David Cameron has condemned “despicable” xenophobic abuse after the EU referendum as figures suggested a 57% increase in reported incidents.
The country would not stand for hate crime, the prime minister told MPs.
“In the past few days we have seen despicable graffiti daubed on a Polish community centre, we’ve seen verbal abuse hurled against individuals because they are members of ethnic minorities,” Cameron said.
“Let’s remember these people have come here and made a wonderful contribution to our country. We will not stand for hate crime or these kinds of attacks, they must be stamped out.”
Police believe there has been an increase in hate crimes and community tensions since last week’s referendum. Initial figures show an increase of 57% in reported incidents between Thursday and Sunday compared with the same days four weeks earlier, the National Police Chiefs’ Council said – 85 incidents were reported compared with 54 during the earlier period.
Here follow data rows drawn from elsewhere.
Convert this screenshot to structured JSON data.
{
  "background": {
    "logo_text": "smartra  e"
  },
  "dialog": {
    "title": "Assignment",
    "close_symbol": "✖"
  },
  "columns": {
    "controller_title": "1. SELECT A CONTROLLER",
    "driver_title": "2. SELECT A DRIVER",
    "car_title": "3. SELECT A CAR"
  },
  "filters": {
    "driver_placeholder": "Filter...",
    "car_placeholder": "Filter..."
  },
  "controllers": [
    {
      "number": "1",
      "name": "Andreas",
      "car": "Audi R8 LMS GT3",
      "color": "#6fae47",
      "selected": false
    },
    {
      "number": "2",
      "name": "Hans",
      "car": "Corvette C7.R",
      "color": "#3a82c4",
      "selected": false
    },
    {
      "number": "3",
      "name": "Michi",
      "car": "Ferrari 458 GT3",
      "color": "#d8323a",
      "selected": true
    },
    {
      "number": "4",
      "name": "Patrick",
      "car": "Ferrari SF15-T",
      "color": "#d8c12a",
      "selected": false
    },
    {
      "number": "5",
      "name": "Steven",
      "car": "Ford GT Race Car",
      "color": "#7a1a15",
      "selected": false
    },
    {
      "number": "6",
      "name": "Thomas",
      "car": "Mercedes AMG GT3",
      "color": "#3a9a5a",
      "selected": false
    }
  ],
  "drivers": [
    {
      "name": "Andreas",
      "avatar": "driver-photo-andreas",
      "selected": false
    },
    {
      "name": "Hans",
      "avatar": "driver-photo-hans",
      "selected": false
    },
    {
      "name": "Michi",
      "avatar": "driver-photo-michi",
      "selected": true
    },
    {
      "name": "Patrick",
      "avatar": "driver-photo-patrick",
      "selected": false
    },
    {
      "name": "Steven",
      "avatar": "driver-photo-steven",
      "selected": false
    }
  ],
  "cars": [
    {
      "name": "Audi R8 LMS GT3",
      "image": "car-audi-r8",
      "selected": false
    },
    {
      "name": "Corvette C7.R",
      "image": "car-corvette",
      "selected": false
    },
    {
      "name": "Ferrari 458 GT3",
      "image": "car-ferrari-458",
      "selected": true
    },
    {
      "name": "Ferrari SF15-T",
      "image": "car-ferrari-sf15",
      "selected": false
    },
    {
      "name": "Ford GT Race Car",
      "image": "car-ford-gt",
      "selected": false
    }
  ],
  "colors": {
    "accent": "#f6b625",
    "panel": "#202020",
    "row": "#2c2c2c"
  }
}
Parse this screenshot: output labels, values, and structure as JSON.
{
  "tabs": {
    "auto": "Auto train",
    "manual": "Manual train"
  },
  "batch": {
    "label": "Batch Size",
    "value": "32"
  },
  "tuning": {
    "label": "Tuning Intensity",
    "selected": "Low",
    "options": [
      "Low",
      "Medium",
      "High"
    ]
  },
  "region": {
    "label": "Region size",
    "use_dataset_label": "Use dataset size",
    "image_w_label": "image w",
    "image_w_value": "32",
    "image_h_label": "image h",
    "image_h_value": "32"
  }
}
“It’s no coincidence this has come off the back of the EU vote,” said a police source.
Senior police chiefs have discussed how to respond amid concerns the continuing heated debate may contribute to heightened tensions.
Cameron’s condemnation came amid a growing chorus of concern over intolerance and hostility. The mayor of London and the UK’s biggest Muslim organisation spoke out against a spike in racist abuse in the aftermath of the referendum.
The Polish embassy in the UK said it was shocked…